(DATA IN THIS EXERCISE begins)
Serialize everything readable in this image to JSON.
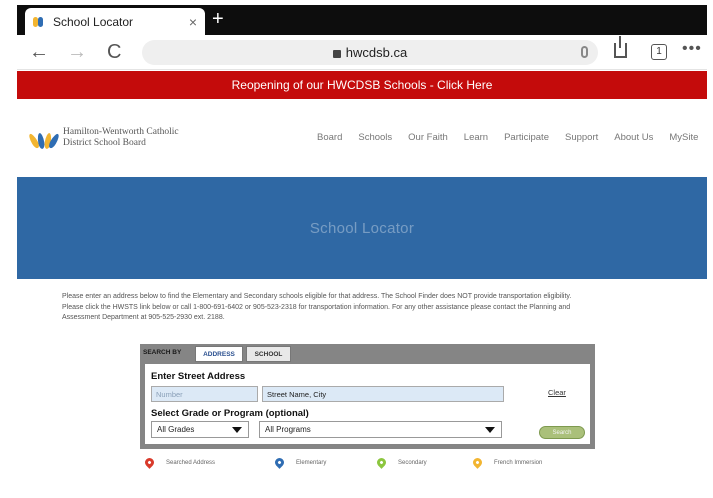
{
  "browser": {
    "tab_title": "School Locator",
    "close_glyph": "×",
    "new_tab_glyph": "+",
    "url": "hwcdsb.ca",
    "back_glyph": "←",
    "forward_glyph": "→",
    "reload_glyph": "C",
    "tabs_count": "1",
    "more_glyph": "•••"
  },
  "announcement": "Reopening of our HWCDSB Schools - Click Here",
  "header": {
    "logo_line1": "Hamilton-Wentworth Catholic",
    "logo_line2": "District School Board",
    "nav": [
      "Board",
      "Schools",
      "Our Faith",
      "Learn",
      "Participate",
      "Support",
      "About Us",
      "MySite"
    ]
  },
  "hero": {
    "title": "School Locator"
  },
  "intro": {
    "line1": "Please enter an address below to find the Elementary and Secondary schools eligible for that address. The School Finder does NOT provide transportation eligibility.",
    "line2": "Please click the HWSTS link below or call 1-800-691-6402 or 905-523-2318 for transportation information. For any other assistance please contact the Planning and",
    "line3": "Assessment Department at 905-525-2930 ext. 2188."
  },
  "finder": {
    "search_by": "SEARCH BY",
    "tabs": [
      "ADDRESS",
      "SCHOOL"
    ],
    "address_heading": "Enter Street Address",
    "number_placeholder": "Number",
    "street_value": "Street Name, City",
    "grade_heading": "Select Grade or Program (optional)",
    "clear_label": "Clear",
    "grades_selected": "All Grades",
    "programs_selected": "All Programs",
    "search_label": "Search"
  },
  "legend": [
    {
      "label": "Searched Address",
      "color": "#d93a2b"
    },
    {
      "label": "Elementary",
      "color": "#2f6db3"
    },
    {
      "label": "Secondary",
      "color": "#8cc63f"
    },
    {
      "label": "French Immersion",
      "color": "#f2b531"
    }
  ],
  "colors": {
    "announcement_bg": "#c40b0b",
    "hero_bg": "#2f68a4",
    "active_tab_text": "#2a4f8f"
  }
}
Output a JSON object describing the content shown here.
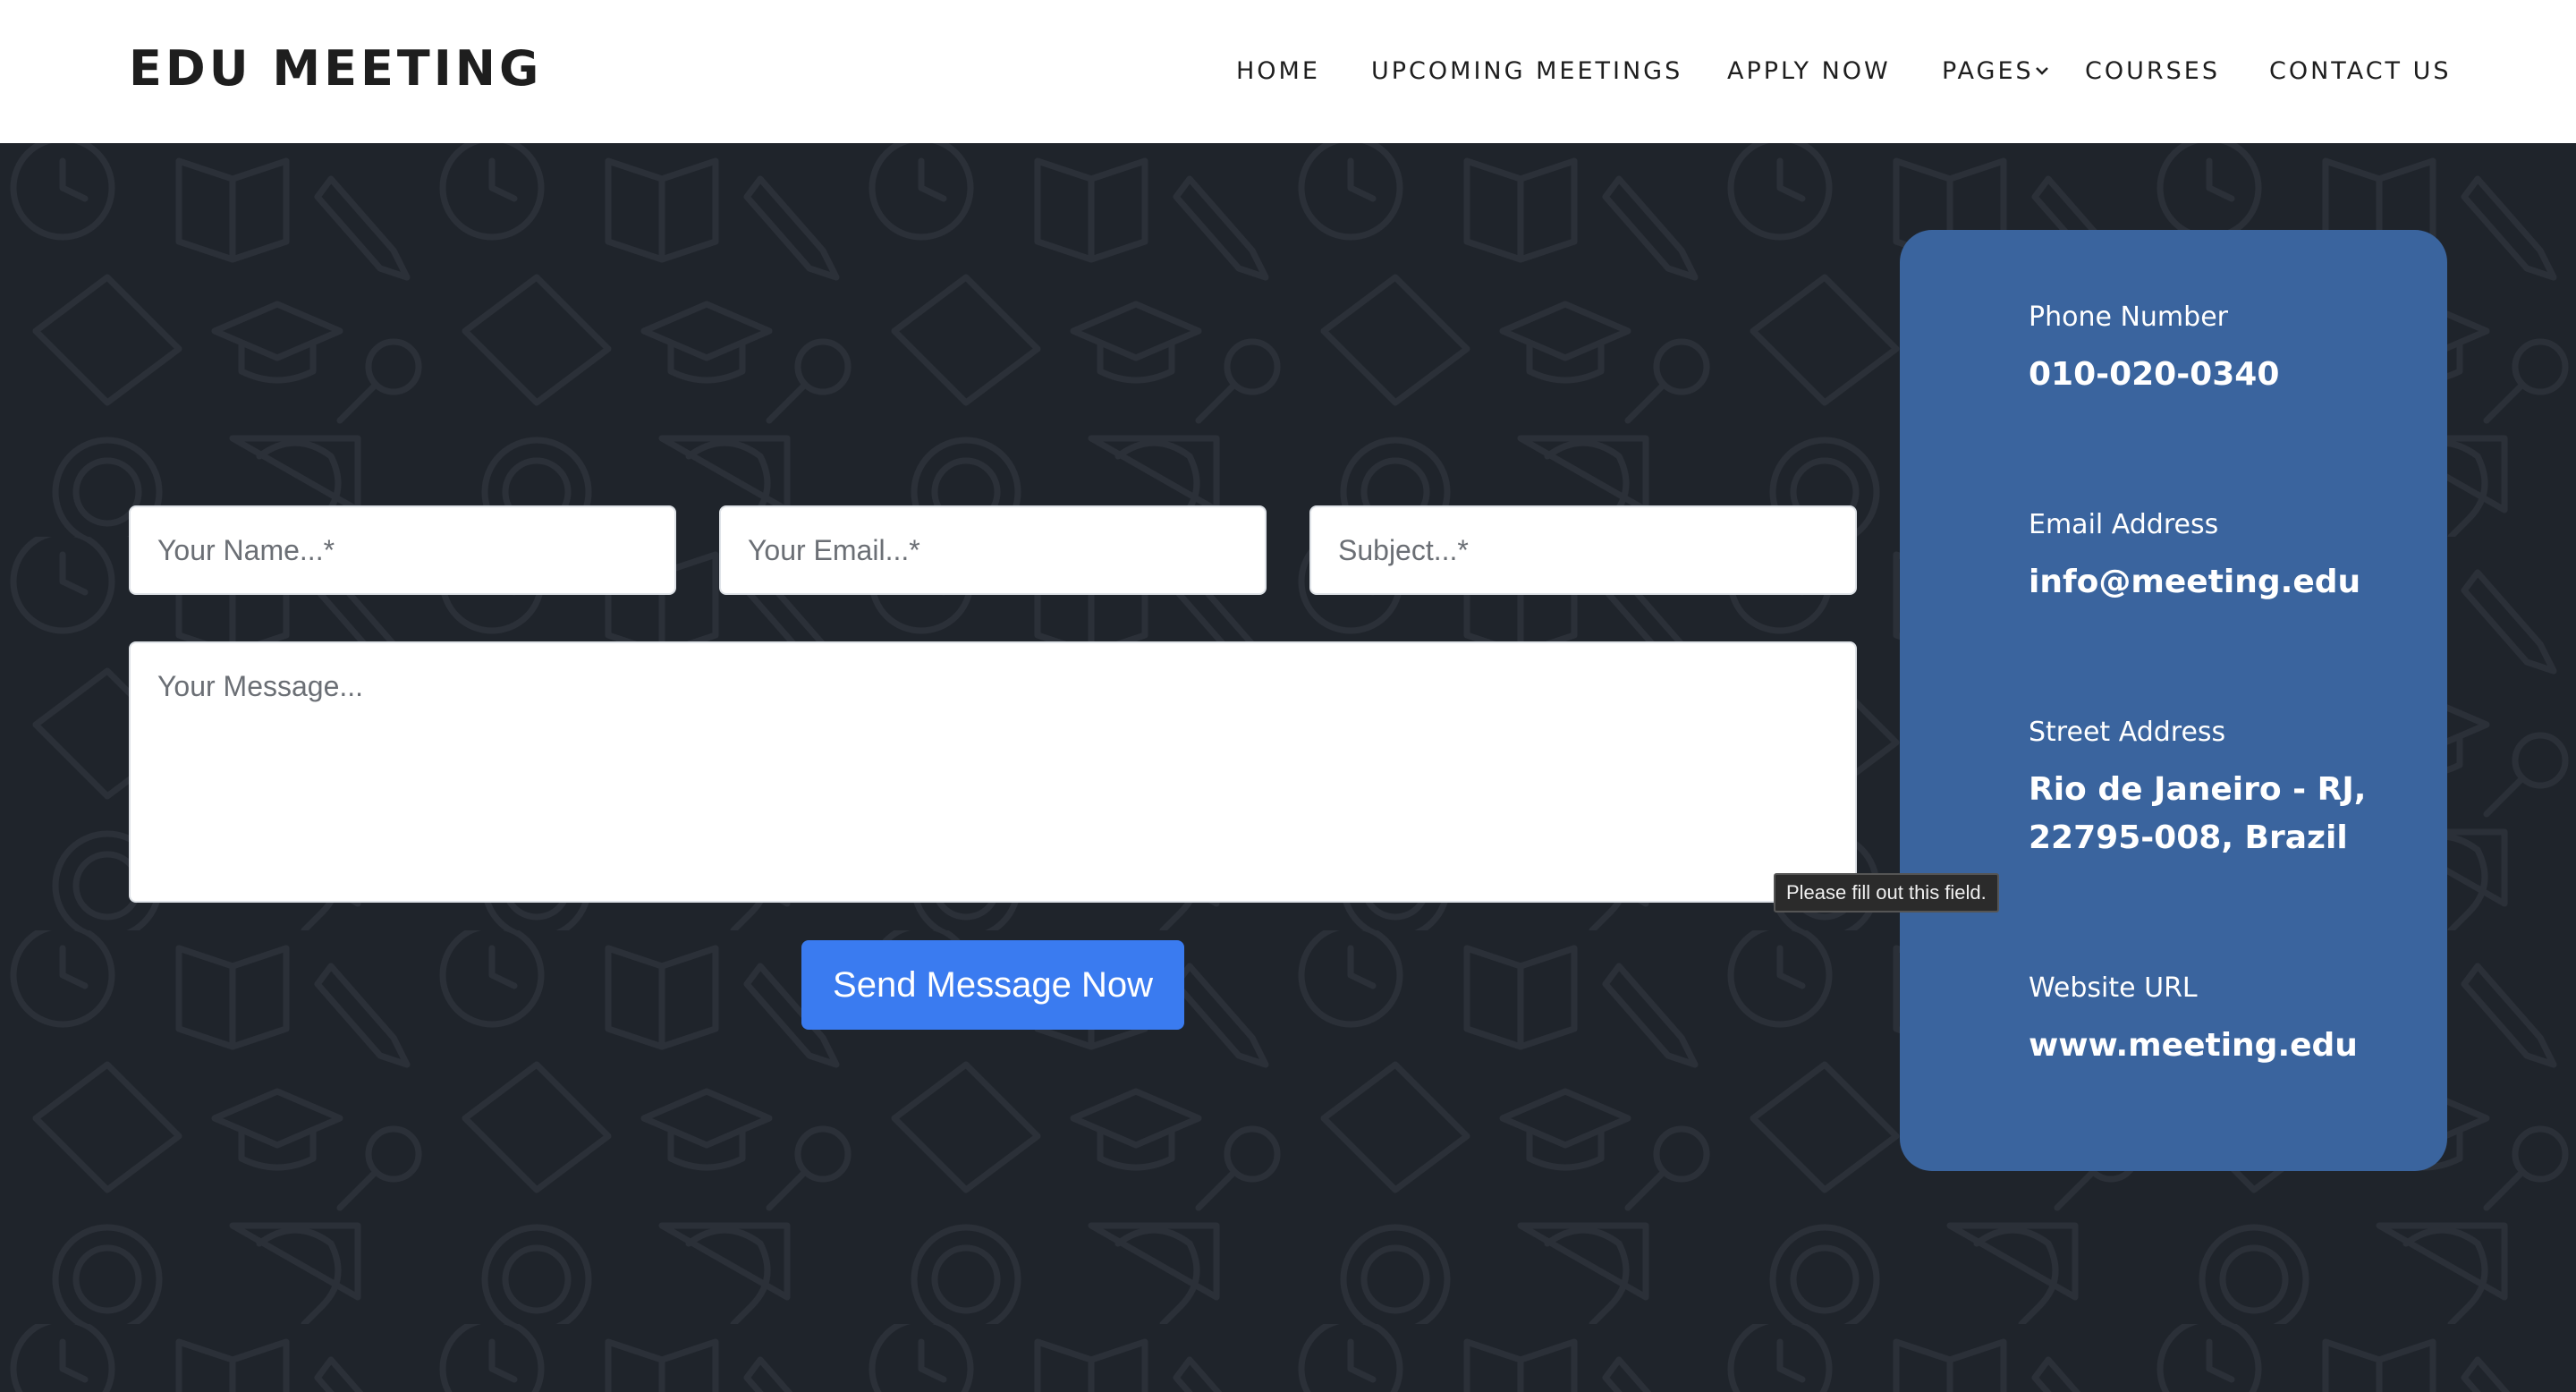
{
  "header": {
    "logo": "EDU MEETING",
    "nav": [
      {
        "label": "HOME"
      },
      {
        "label": "UPCOMING MEETINGS"
      },
      {
        "label": "APPLY NOW"
      },
      {
        "label": "PAGES",
        "icon": "chevron-down-icon"
      },
      {
        "label": "COURSES"
      },
      {
        "label": "CONTACT US"
      }
    ]
  },
  "form": {
    "name_placeholder": "Your Name...*",
    "email_placeholder": "Your Email...*",
    "subject_placeholder": "Subject...*",
    "message_placeholder": "Your Message...",
    "submit_label": "Send Message Now",
    "validation_tooltip": "Please fill out this field."
  },
  "contact_info": {
    "phone_label": "Phone Number",
    "phone_value": "010-020-0340",
    "email_label": "Email Address",
    "email_value": "info@meeting.edu",
    "address_label": "Street Address",
    "address_line1": "Rio de Janeiro - RJ,",
    "address_line2": "22795-008, Brazil",
    "website_label": "Website URL",
    "website_value": "www.meeting.edu"
  },
  "colors": {
    "page_background": "#1f242b",
    "header_background": "#ffffff",
    "card_background": "#3a649e",
    "button_background": "#3a7bf0"
  }
}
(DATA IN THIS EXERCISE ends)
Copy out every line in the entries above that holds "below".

ANSWER SPACE:
    "line1": "Please enter an address below to find the Elementary and Secondary schools eligible for that address. The School Finder does NOT provide transportation eligibility.",
    "line2": "Please click the HWSTS link below or call 1-800-691-6402 or 905-523-2318 for transportation information. For any other assistance please contact the Planning and",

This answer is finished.